If this were a just world I’d be retired, the energy expended on the aborted repeal of the ACA would instead be expended on its improvement, and I’d be writing about Indian’s new Bobber rather than another minivan. But it’s not an entirely just world, and it is summer. And since summers in North Texas can seem somewhat endless, we have for you the Official Vehicle of the Endless Summer. Honda calls it the Odyssey, and if heading anywhere beyond Tom Thumb you’ll find it an eminently just personal transport.
Before, however, we analyze the Odyssey: We know many of you are far removed from what they think is the life stage of a minivan prospect. And what we’re here to tell you… it may be closer than you think.

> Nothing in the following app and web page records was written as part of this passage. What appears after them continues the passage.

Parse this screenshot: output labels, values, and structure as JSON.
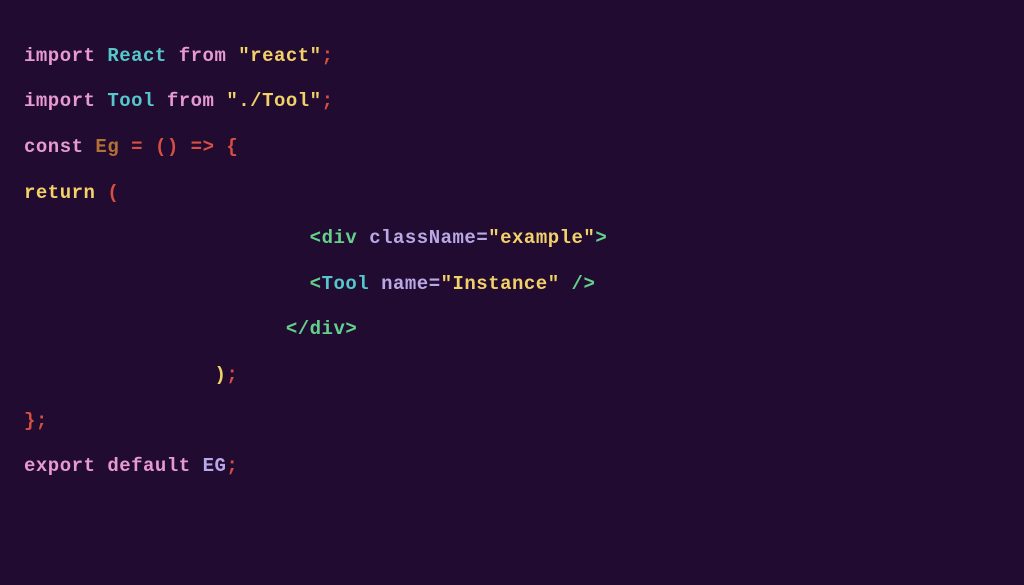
{
  "code": {
    "line1": {
      "import": "import",
      "ident": "React",
      "from": "from",
      "str": "\"react\"",
      "semi": ";"
    },
    "line3": {
      "import": "import",
      "ident": "Tool",
      "from": "from",
      "str": "\"./Tool\"",
      "semi": ";"
    },
    "line5": {
      "const": "const",
      "name": "Eg",
      "eq": "=",
      "parens": "()",
      "arrow": "=>",
      "brace": "{"
    },
    "line7": {
      "return": "return",
      "paren": "("
    },
    "line9": {
      "open": "<",
      "tag": "div",
      "attr": "className",
      "eq": "=",
      "str": "\"example\"",
      "close": ">"
    },
    "line11": {
      "open": "<",
      "comp": "Tool",
      "attr": "name",
      "eq": "=",
      "str": "\"Instance\"",
      "slash": "/",
      "close": ">"
    },
    "line13": {
      "open": "<",
      "slash": "/",
      "tag": "div",
      "close": ">"
    },
    "line15": {
      "paren": ")",
      "semi": ";"
    },
    "line17": {
      "brace": "}",
      "semi": ";"
    },
    "line19": {
      "export": "export",
      "default": "default",
      "ident": "EG",
      "semi": ";"
    }
  }
}
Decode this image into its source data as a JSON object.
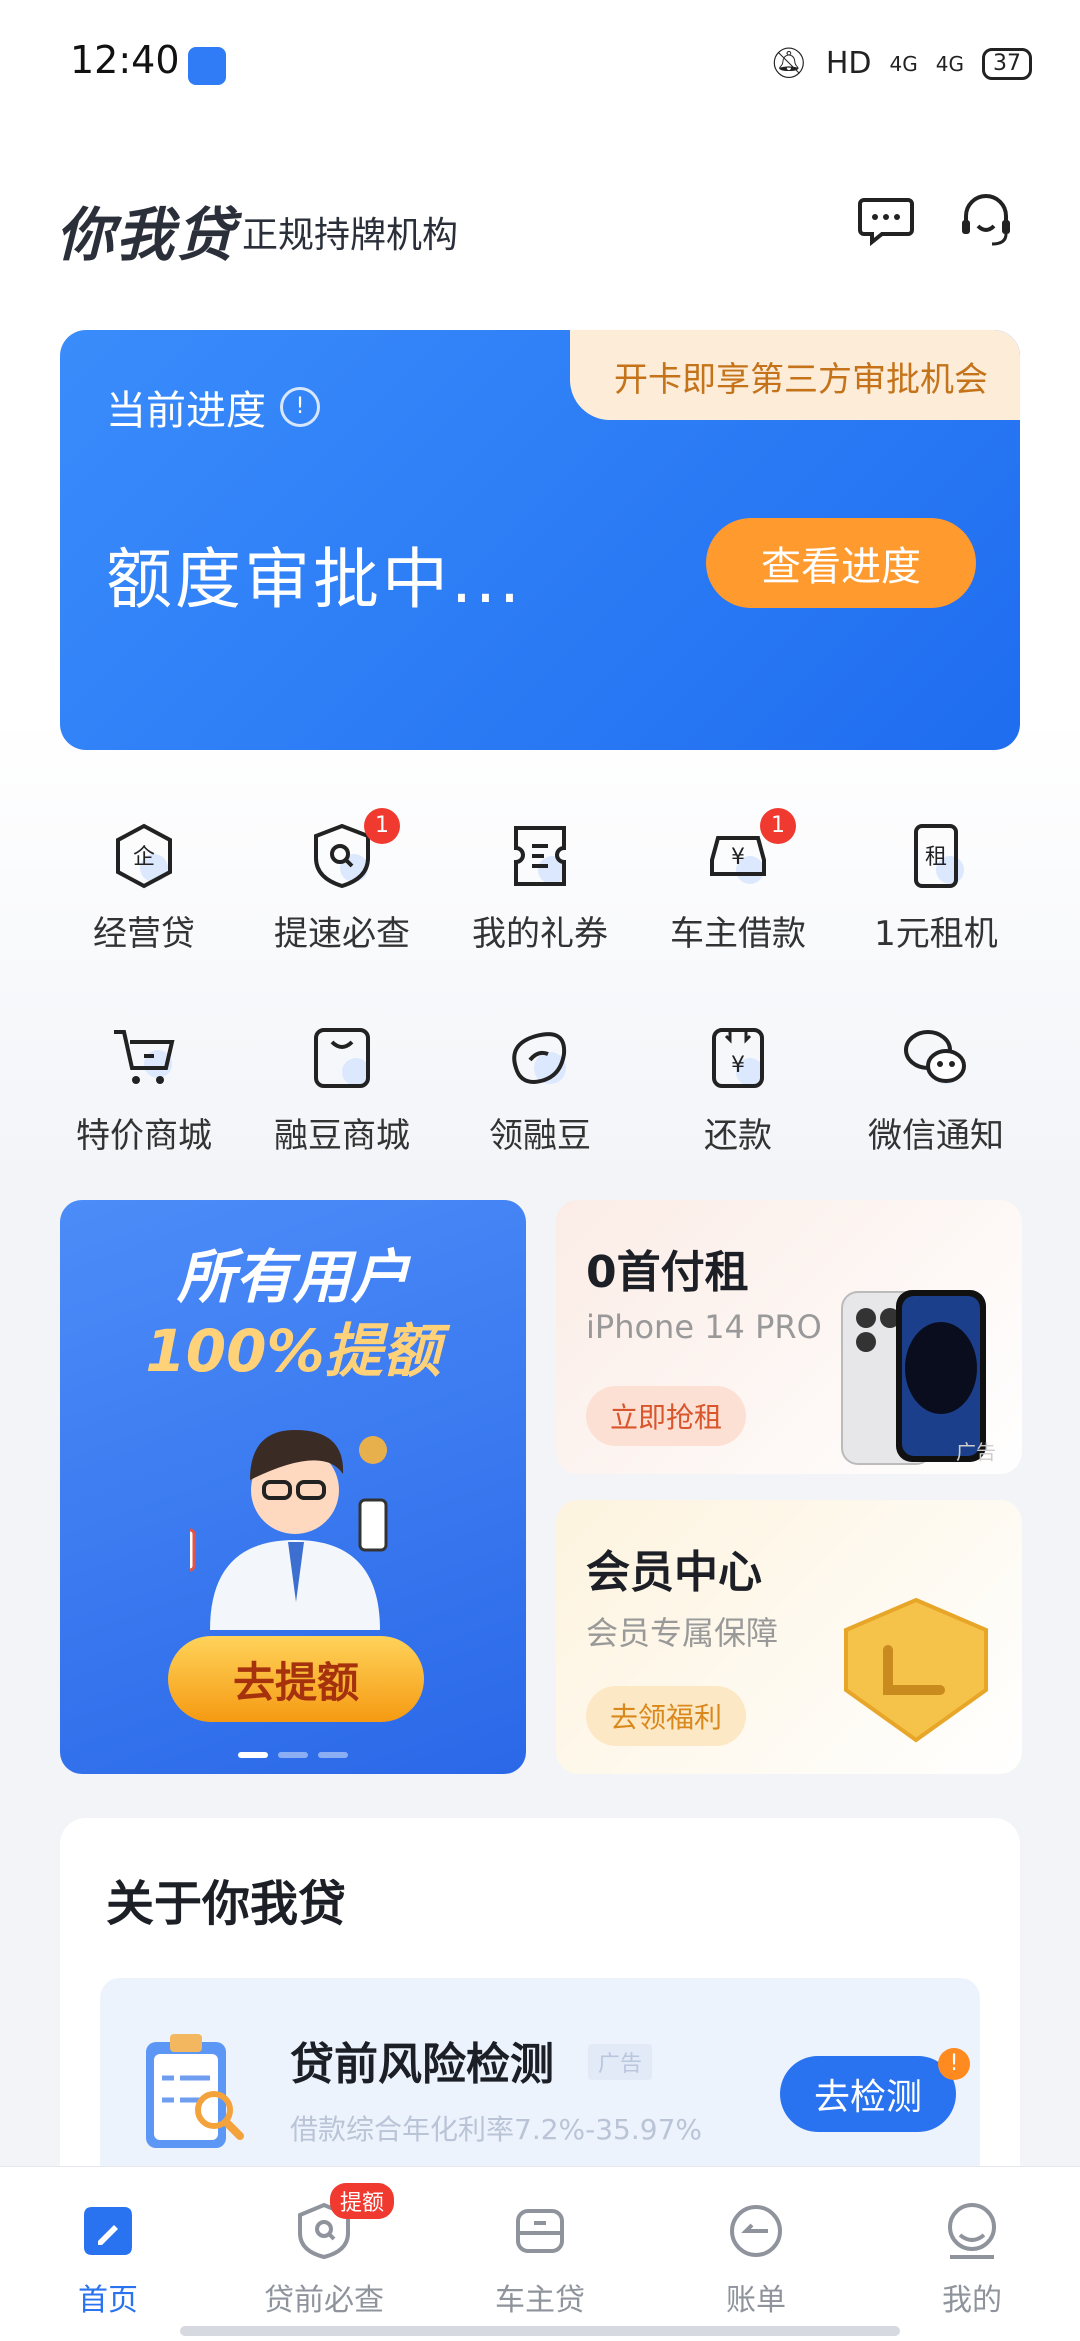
{
  "status_bar": {
    "time": "12:40",
    "indicators": "HD",
    "network1": "4G",
    "network2": "4G",
    "battery": "37"
  },
  "header": {
    "logo": "你我贷",
    "subtitle": "正规持牌机构"
  },
  "progress_card": {
    "label": "当前进度",
    "promo": "开卡即享第三方审批机会",
    "status": "额度审批中...",
    "button": "查看进度"
  },
  "grid": [
    {
      "label": "经营贷",
      "icon": "enterprise-shield-icon",
      "badge": ""
    },
    {
      "label": "提速必查",
      "icon": "search-shield-icon",
      "badge": "1"
    },
    {
      "label": "我的礼券",
      "icon": "coupon-icon",
      "badge": ""
    },
    {
      "label": "车主借款",
      "icon": "car-yen-icon",
      "badge": "1"
    },
    {
      "label": "1元租机",
      "icon": "rent-phone-icon",
      "badge": ""
    },
    {
      "label": "特价商城",
      "icon": "cart-icon",
      "badge": ""
    },
    {
      "label": "融豆商城",
      "icon": "bag-icon",
      "badge": ""
    },
    {
      "label": "领融豆",
      "icon": "bean-icon",
      "badge": ""
    },
    {
      "label": "还款",
      "icon": "repay-icon",
      "badge": ""
    },
    {
      "label": "微信通知",
      "icon": "wechat-icon",
      "badge": ""
    }
  ],
  "grid_glyphs": {
    "enterprise": "企",
    "rent": "租",
    "yen": "¥"
  },
  "banner_left": {
    "line1": "所有用户",
    "line2": "100%提额",
    "button": "去提额"
  },
  "card_rent": {
    "title": "0首付租",
    "subtitle": "iPhone 14 PRO",
    "button": "立即抢租",
    "ad": "广告"
  },
  "card_member": {
    "title": "会员中心",
    "subtitle": "会员专属保障",
    "button": "去领福利"
  },
  "about": {
    "title": "关于你我贷",
    "risk_title": "贷前风险检测",
    "risk_ad": "广告",
    "risk_sub": "借款综合年化利率7.2%-35.97%",
    "risk_button": "去检测",
    "risk_alert": "!"
  },
  "nav": [
    {
      "label": "首页",
      "icon": "home-icon",
      "active": true,
      "badge": ""
    },
    {
      "label": "贷前必查",
      "icon": "check-shield-icon",
      "active": false,
      "badge": "提额"
    },
    {
      "label": "车主贷",
      "icon": "car-icon",
      "active": false,
      "badge": ""
    },
    {
      "label": "账单",
      "icon": "bill-icon",
      "active": false,
      "badge": ""
    },
    {
      "label": "我的",
      "icon": "profile-icon",
      "active": false,
      "badge": ""
    }
  ],
  "colors": {
    "primary": "#2a73f0",
    "orange": "#ff9a2e",
    "badge_red": "#f03a30",
    "nav_inactive": "#8e939c"
  }
}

Now in its fifth generation, Honda’s new Odyssey takes the basic profile and design elements of its immediate predecessor, embellishes the sheetmetal with more expressive sculpting (which may or may not suit your particular tastes – we’re ambivalent), ups the convenience features inside almost exponentially, and kicks up the power under the hood to a competitive – albeit not dominant – level. And then Honda’s product team tunes the Odyssey’s ride/handling compromise (and most ride and handling combos are a compromise) to the point its on-road dynamic is almost sublime. We’ll begin outside.
EXTERIOR: The significant feature of the 4th generation Odyssey was what Honda called the Lightning Bolt, where the minivan’s beltline (the juncture between the door panel and side glass) dips aggressively downward immediately before the van’s C-pillar. The character line remains but is augmented by what we’ll call counter-programming between the wheelwells, an aggressively sculpted line that almost looks nautical. While admittedly subjective, we’re of the ‘first, do no harm’ school, whether discussing medical treatment or automotive design. But given the popularity of redesigned Lexus models and Honda’s own Civic, there might be something to be said – at least monetarily – from sweeping revisions that are, uh, ‘sweeping’. Beyond the side sculpting, there’s a tad more bling up front, a slightly enlarged opening for the rear hatch, and alloy wheels on the Odyssey Elite trim that look to have come from a ‘Pimp My Ride’ sweepstakes. Honda has also devised a way to eliminate the open track on which the side doors travel. Taken as a whole, we’ll guess the target audience will love it.
INTERIOR: Inside, the big news is Honda’s Magic Slide seat, whereby your toddler can be mid-mounted in his or her child seat and not impede access to the third row. The co-worker, heading back to that third row over lunch, will absolutely love this feature – while wishing he or she had grabbed Uber.
Alternatively, you can opt for a second-row bench, which provides seating for eight. There’s also CabinWatch, allowing you to check on that co-worker’s pained expression while – at the same time – wondering where you’ll park a not-so-mini minivan near your downtown eatery. And finally, Honda offers CabinTalk, allowing the driver to mute any media and actually converse (look it up!) with 2nd and 3rd-row passengers. (CabinTalk is available in EX-L Navi/RES trim and above – the rest of you will simply shout!)
In our Elite trim, we were pleased by the supportive, ventilated seating and reasonably good outward visibility. You don’t sit Tahoe high in the Odyssey, but then, neither are you submerged in the sea of SUVs, as you might be in your Accord or Civic.
ON THE ROAD: With an all-independent suspension and the tuning dynamic of a team fully in touch with their mission, we found the Odyssey both more agile and composed than the Sienna driven a few weeks ago. That said, the dynamic differences are relatively small, and both vans represent a credible way of getting 6+ people somewhere or anywhere. In our week with the Odyssey, we didn’t have six, but we did have two with two bikes, and with the third row down everything fits comfortably.
AND THIS: Like Toyota, Kia and Chrysler, Honda’s Odyssey begins at around $30K, but that window can quickly escalate to our Elite’s $47,610. And like the Sienna, we think the sweetspot is somewhere in the middle; the EX-L will run about $40K, and that’s probably where we’d end our financial odyssey in a minivan purchase. We’d more enthusiastically, however, suggest a car-sharing service supplement their inventory with minivans. Few of us need an Odyssey every day, but I’d love to grab one a few times a month.